What are city streets for? For decades, the urban planners and traffic engineers who designed America’s great cities had one answer to this question: a city street is designed to move cars from one place to another.
We can see the legacy of this philosophy every day on the clogged streets of America’s major cities. Our traffic jams are not just isolated incidents caused by a closed lane or stalled truck. Rather they are the consequence of a deep and longheld belief that streets belong to, are designed for, and should be accessed by, cars.
Now, however, that philosophy is beginning to change. As cities grapple with the challenges of the 21st century, a new idea has taken hold: if you design streets for cars and traffic, you get cars and traffic; if you design streets for people, you get people. Bringing bikes, pedestrians, and mass transit to a street, the thinking goes, brings life back to a community—and to a city.
But making this change has not been easy. Because it turns out that the great American project of transforming our urban spaces—redesigning our cities to accommodate the car—intersected tragically with the other American project of race and class discrimination. And now that we’ve begun to undo the legacy of our auto-centric infrastructure, we have to try to undo the associated legacy of discrimination.
Ways to Go explores these issues by followng three interconnected stories: a community reckons with the legacy of an elevated highway that destroyed an African American neighborhood in Syracuse, New York; an African American activist fights to bring bike equity to Chicago’s South Side; and the controversial ride sharing service Uber battles taxi drivers as it seeks to replace the private car in New York City.
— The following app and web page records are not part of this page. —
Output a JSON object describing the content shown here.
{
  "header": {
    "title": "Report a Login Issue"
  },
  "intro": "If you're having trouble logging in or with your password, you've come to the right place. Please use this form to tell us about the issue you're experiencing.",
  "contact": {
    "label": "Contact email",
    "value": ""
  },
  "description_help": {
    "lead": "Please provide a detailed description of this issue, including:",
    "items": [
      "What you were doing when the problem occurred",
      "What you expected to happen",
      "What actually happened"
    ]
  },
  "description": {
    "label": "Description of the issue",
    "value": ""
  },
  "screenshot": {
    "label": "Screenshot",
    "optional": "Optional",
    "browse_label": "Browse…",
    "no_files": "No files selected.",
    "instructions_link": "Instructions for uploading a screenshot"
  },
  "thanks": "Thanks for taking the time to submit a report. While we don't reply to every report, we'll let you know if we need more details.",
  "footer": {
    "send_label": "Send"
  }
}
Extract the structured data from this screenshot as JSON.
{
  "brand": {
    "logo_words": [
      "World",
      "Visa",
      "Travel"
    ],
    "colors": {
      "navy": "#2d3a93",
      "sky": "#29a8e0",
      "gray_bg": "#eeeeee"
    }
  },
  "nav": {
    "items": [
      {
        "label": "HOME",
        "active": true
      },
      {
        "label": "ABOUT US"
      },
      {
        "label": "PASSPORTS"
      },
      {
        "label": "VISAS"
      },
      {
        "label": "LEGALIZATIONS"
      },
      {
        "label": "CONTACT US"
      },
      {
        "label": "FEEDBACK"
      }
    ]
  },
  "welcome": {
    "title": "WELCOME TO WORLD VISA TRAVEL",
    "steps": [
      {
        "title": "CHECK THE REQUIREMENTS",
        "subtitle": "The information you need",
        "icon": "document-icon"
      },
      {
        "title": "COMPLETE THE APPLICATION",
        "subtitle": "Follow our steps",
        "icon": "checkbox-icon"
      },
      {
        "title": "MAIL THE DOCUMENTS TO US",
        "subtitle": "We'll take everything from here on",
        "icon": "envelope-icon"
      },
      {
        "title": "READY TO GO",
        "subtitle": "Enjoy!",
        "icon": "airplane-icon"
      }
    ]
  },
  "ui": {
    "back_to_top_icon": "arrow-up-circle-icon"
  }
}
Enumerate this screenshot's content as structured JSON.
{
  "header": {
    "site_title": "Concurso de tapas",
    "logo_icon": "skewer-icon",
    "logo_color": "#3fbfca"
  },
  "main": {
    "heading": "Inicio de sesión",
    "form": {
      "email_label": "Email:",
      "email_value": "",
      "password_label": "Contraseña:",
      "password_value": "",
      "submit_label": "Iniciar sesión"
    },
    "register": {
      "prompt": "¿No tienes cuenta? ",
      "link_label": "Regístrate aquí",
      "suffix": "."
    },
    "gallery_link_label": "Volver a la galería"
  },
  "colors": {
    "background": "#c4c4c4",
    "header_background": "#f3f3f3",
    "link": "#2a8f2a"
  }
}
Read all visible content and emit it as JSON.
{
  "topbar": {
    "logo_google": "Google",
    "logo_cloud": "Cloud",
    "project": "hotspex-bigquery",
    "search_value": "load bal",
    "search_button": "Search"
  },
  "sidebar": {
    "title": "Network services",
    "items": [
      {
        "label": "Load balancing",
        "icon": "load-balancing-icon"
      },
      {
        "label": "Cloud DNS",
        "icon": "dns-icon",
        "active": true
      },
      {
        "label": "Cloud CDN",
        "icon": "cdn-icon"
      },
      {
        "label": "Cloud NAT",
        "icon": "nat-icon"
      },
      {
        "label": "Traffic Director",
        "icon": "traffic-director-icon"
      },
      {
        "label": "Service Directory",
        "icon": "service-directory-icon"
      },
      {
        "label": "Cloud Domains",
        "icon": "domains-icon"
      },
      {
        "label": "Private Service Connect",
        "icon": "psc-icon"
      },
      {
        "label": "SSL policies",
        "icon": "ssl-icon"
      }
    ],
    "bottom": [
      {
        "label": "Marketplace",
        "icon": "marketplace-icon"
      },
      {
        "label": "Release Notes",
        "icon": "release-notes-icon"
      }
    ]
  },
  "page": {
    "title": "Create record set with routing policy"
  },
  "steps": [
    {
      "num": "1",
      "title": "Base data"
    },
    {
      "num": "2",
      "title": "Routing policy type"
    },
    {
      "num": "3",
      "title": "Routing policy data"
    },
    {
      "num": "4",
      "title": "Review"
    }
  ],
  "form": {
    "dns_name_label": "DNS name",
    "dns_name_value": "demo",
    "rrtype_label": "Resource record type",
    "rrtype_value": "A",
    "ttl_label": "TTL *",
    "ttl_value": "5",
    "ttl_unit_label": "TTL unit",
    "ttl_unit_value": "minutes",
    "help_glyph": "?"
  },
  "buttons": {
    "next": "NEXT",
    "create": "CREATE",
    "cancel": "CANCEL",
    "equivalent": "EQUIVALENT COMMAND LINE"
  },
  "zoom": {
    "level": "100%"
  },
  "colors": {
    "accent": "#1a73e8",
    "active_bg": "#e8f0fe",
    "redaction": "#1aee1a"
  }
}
The future of our cities will be both a question of design and a question of race. Ultimately, the film shows how our public spaces both reflect and shape our culture and explores whether and how we might change them for the better.